Data about app and page elements
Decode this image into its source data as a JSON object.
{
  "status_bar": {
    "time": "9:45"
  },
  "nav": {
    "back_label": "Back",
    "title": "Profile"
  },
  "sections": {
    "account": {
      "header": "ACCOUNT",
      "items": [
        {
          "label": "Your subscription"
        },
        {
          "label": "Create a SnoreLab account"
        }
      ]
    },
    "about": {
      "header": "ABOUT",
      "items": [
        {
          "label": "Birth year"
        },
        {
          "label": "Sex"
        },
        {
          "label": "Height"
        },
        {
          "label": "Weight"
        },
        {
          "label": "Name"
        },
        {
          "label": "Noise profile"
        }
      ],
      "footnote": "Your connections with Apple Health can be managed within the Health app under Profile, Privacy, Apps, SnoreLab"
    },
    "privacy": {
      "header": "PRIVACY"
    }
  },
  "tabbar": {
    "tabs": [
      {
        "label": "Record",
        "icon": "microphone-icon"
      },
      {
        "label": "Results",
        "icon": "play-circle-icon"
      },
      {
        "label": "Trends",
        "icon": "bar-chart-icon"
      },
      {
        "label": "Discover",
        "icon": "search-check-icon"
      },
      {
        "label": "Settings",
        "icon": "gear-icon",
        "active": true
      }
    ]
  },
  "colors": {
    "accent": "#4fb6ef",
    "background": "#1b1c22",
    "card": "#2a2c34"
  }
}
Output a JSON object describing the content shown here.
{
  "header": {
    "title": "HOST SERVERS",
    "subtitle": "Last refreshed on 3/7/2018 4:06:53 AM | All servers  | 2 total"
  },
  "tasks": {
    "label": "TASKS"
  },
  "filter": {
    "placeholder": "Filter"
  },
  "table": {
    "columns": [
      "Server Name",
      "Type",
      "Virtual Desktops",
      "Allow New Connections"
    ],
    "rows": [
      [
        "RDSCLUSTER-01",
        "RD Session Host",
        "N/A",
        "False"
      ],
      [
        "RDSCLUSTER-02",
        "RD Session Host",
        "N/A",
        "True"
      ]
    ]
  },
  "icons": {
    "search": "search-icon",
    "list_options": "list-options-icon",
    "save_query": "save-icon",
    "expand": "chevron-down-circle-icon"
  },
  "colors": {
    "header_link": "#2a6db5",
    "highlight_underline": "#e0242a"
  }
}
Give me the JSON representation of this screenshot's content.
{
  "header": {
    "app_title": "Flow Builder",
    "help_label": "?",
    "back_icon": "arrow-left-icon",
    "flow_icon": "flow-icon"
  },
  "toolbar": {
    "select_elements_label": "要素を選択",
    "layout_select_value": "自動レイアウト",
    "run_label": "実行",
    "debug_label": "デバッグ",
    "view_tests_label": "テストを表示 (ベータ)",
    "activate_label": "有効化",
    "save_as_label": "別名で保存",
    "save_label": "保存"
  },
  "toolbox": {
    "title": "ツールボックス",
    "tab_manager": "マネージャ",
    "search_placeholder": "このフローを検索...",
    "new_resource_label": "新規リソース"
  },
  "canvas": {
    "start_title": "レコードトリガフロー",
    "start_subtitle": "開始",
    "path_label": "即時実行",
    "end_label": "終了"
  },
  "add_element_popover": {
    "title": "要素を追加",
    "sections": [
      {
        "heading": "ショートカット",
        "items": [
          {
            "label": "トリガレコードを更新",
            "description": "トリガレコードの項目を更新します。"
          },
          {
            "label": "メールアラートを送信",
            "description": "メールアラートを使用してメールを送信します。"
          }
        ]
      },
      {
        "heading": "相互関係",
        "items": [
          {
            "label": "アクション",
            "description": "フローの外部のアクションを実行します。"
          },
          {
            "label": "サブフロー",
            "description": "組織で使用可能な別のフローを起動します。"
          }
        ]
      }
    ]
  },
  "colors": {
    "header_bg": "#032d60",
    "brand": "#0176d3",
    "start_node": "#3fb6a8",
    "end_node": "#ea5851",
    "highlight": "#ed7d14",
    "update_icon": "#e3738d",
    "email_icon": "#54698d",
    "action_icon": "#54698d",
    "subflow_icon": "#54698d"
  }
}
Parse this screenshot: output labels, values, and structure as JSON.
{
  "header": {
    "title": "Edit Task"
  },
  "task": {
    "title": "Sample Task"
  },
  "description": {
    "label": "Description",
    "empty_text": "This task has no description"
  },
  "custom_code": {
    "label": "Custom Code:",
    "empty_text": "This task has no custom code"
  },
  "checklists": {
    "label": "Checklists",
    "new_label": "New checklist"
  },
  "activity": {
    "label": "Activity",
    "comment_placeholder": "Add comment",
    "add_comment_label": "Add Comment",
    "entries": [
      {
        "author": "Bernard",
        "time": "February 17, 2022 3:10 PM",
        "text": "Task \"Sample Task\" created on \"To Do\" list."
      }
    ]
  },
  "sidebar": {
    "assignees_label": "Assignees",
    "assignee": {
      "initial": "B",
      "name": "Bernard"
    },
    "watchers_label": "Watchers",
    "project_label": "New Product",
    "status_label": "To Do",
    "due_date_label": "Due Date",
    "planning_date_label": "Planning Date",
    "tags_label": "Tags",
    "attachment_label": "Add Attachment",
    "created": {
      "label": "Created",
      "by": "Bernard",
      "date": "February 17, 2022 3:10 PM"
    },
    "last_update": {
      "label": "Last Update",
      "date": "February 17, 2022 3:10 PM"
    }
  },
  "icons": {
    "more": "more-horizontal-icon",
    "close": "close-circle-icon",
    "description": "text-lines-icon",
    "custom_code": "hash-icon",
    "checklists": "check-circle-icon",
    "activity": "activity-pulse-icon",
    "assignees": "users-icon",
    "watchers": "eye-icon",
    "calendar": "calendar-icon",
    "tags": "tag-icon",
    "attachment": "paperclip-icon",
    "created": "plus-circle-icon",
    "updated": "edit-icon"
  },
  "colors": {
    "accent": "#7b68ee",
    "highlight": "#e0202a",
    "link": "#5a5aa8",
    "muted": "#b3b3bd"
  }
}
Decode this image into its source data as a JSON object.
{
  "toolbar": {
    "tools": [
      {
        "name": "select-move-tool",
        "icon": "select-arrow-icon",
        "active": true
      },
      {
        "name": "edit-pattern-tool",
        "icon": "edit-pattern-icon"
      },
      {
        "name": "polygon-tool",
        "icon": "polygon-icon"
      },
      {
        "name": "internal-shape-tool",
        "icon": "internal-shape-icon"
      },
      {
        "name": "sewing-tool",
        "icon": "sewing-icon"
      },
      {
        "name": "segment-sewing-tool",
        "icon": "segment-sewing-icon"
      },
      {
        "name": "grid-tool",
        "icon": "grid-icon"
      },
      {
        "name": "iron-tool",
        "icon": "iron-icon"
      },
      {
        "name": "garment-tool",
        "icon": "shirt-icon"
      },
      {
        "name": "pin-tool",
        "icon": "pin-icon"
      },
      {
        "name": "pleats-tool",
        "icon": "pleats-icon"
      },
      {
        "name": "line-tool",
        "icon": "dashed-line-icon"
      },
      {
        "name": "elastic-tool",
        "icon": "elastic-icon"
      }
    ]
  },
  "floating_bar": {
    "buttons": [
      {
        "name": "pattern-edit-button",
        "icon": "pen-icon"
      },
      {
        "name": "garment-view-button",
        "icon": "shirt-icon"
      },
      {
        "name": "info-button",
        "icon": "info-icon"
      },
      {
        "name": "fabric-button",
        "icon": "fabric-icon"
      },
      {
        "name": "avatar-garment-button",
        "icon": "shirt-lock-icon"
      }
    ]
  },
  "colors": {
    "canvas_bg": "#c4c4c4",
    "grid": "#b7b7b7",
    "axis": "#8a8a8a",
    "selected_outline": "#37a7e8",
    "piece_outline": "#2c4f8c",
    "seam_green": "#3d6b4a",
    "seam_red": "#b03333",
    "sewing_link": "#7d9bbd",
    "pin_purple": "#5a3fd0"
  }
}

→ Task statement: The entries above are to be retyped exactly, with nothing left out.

→ Written solution:
Decode this image into its source data as a JSON object.
{
  "status_bar": {
    "time": "9:45"
  },
  "nav": {
    "back_label": "Back",
    "title": "Profile"
  },
  "sections": {
    "account": {
      "header": "ACCOUNT",
      "items": [
        {
          "label": "Your subscription"
        },
        {
          "label": "Create a SnoreLab account"
        }
      ]
    },
    "about": {
      "header": "ABOUT",
      "items": [
        {
          "label": "Birth year"
        },
        {
          "label": "Sex"
        },
        {
          "label": "Height"
        },
        {
          "label": "Weight"
        },
        {
          "label": "Name"
        },
        {
          "label": "Noise profile"
        }
      ],
      "footnote": "Your connections with Apple Health can be managed within the Health app under Profile, Privacy, Apps, SnoreLab"
    },
    "privacy": {
      "header": "PRIVACY"
    }
  },
  "tabbar": {
    "tabs": [
      {
        "label": "Record",
        "icon": "microphone-icon"
      },
      {
        "label": "Results",
        "icon": "play-circle-icon"
      },
      {
        "label": "Trends",
        "icon": "bar-chart-icon"
      },
      {
        "label": "Discover",
        "icon": "search-check-icon"
      },
      {
        "label": "Settings",
        "icon": "gear-icon",
        "active": true
      }
    ]
  },
  "colors": {
    "accent": "#4fb6ef",
    "background": "#1b1c22",
    "card": "#2a2c34"
  }
}
Output a JSON object describing the content shown here.
{
  "header": {
    "title": "HOST SERVERS",
    "subtitle": "Last refreshed on 3/7/2018 4:06:53 AM | All servers  | 2 total"
  },
  "tasks": {
    "label": "TASKS"
  },
  "filter": {
    "placeholder": "Filter"
  },
  "table": {
    "columns": [
      "Server Name",
      "Type",
      "Virtual Desktops",
      "Allow New Connections"
    ],
    "rows": [
      [
        "RDSCLUSTER-01",
        "RD Session Host",
        "N/A",
        "False"
      ],
      [
        "RDSCLUSTER-02",
        "RD Session Host",
        "N/A",
        "True"
      ]
    ]
  },
  "icons": {
    "search": "search-icon",
    "list_options": "list-options-icon",
    "save_query": "save-icon",
    "expand": "chevron-down-circle-icon"
  },
  "colors": {
    "header_link": "#2a6db5",
    "highlight_underline": "#e0242a"
  }
}
Give me the JSON representation of this screenshot's content.
{
  "header": {
    "app_title": "Flow Builder",
    "help_label": "?",
    "back_icon": "arrow-left-icon",
    "flow_icon": "flow-icon"
  },
  "toolbar": {
    "select_elements_label": "要素を選択",
    "layout_select_value": "自動レイアウト",
    "run_label": "実行",
    "debug_label": "デバッグ",
    "view_tests_label": "テストを表示 (ベータ)",
    "activate_label": "有効化",
    "save_as_label": "別名で保存",
    "save_label": "保存"
  },
  "toolbox": {
    "title": "ツールボックス",
    "tab_manager": "マネージャ",
    "search_placeholder": "このフローを検索...",
    "new_resource_label": "新規リソース"
  },
  "canvas": {
    "start_title": "レコードトリガフロー",
    "start_subtitle": "開始",
    "path_label": "即時実行",
    "end_label": "終了"
  },
  "add_element_popover": {
    "title": "要素を追加",
    "sections": [
      {
        "heading": "ショートカット",
        "items": [
          {
            "label": "トリガレコードを更新",
            "description": "トリガレコードの項目を更新します。"
          },
          {
            "label": "メールアラートを送信",
            "description": "メールアラートを使用してメールを送信します。"
          }
        ]
      },
      {
        "heading": "相互関係",
        "items": [
          {
            "label": "アクション",
            "description": "フローの外部のアクションを実行します。"
          },
          {
            "label": "サブフロー",
            "description": "組織で使用可能な別のフローを起動します。"
          }
        ]
      }
    ]
  },
  "colors": {
    "header_bg": "#032d60",
    "brand": "#0176d3",
    "start_node": "#3fb6a8",
    "end_node": "#ea5851",
    "highlight": "#ed7d14",
    "update_icon": "#e3738d",
    "email_icon": "#54698d",
    "action_icon": "#54698d",
    "subflow_icon": "#54698d"
  }
}
Parse this screenshot: output labels, values, and structure as JSON.
{
  "header": {
    "title": "Edit Task"
  },
  "task": {
    "title": "Sample Task"
  },
  "description": {
    "label": "Description",
    "empty_text": "This task has no description"
  },
  "custom_code": {
    "label": "Custom Code:",
    "empty_text": "This task has no custom code"
  },
  "checklists": {
    "label": "Checklists",
    "new_label": "New checklist"
  },
  "activity": {
    "label": "Activity",
    "comment_placeholder": "Add comment",
    "add_comment_label": "Add Comment",
    "entries": [
      {
        "author": "Bernard",
        "time": "February 17, 2022 3:10 PM",
        "text": "Task \"Sample Task\" created on \"To Do\" list."
      }
    ]
  },
  "sidebar": {
    "assignees_label": "Assignees",
    "assignee": {
      "initial": "B",
      "name": "Bernard"
    },
    "watchers_label": "Watchers",
    "project_label": "New Product",
    "status_label": "To Do",
    "due_date_label": "Due Date",
    "planning_date_label": "Planning Date",
    "tags_label": "Tags",
    "attachment_label": "Add Attachment",
    "created": {
      "label": "Created",
      "by": "Bernard",
      "date": "February 17, 2022 3:10 PM"
    },
    "last_update": {
      "label": "Last Update",
      "date": "February 17, 2022 3:10 PM"
    }
  },
  "icons": {
    "more": "more-horizontal-icon",
    "close": "close-circle-icon",
    "description": "text-lines-icon",
    "custom_code": "hash-icon",
    "checklists": "check-circle-icon",
    "activity": "activity-pulse-icon",
    "assignees": "users-icon",
    "watchers": "eye-icon",
    "calendar": "calendar-icon",
    "tags": "tag-icon",
    "attachment": "paperclip-icon",
    "created": "plus-circle-icon",
    "updated": "edit-icon"
  },
  "colors": {
    "accent": "#7b68ee",
    "highlight": "#e0202a",
    "link": "#5a5aa8",
    "muted": "#b3b3bd"
  }
}
Decode this image into its source data as a JSON object.
{
  "toolbar": {
    "tools": [
      {
        "name": "select-move-tool",
        "icon": "select-arrow-icon",
        "active": true
      },
      {
        "name": "edit-pattern-tool",
        "icon": "edit-pattern-icon"
      },
      {
        "name": "polygon-tool",
        "icon": "polygon-icon"
      },
      {
        "name": "internal-shape-tool",
        "icon": "internal-shape-icon"
      },
      {
        "name": "sewing-tool",
        "icon": "sewing-icon"
      },
      {
        "name": "segment-sewing-tool",
        "icon": "segment-sewing-icon"
      },
      {
        "name": "grid-tool",
        "icon": "grid-icon"
      },
      {
        "name": "iron-tool",
        "icon": "iron-icon"
      },
      {
        "name": "garment-tool",
        "icon": "shirt-icon"
      },
      {
        "name": "pin-tool",
        "icon": "pin-icon"
      },
      {
        "name": "pleats-tool",
        "icon": "pleats-icon"
      },
      {
        "name": "line-tool",
        "icon": "dashed-line-icon"
      },
      {
        "name": "elastic-tool",
        "icon": "elastic-icon"
      }
    ]
  },
  "floating_bar": {
    "buttons": [
      {
        "name": "pattern-edit-button",
        "icon": "pen-icon"
      },
      {
        "name": "garment-view-button",
        "icon": "shirt-icon"
      },
      {
        "name": "info-button",
        "icon": "info-icon"
      },
      {
        "name": "fabric-button",
        "icon": "fabric-icon"
      },
      {
        "name": "avatar-garment-button",
        "icon": "shirt-lock-icon"
      }
    ]
  },
  "colors": {
    "canvas_bg": "#c4c4c4",
    "grid": "#b7b7b7",
    "axis": "#8a8a8a",
    "selected_outline": "#37a7e8",
    "piece_outline": "#2c4f8c",
    "seam_green": "#3d6b4a",
    "seam_red": "#b03333",
    "sewing_link": "#7d9bbd",
    "pin_purple": "#5a3fd0"
  }
}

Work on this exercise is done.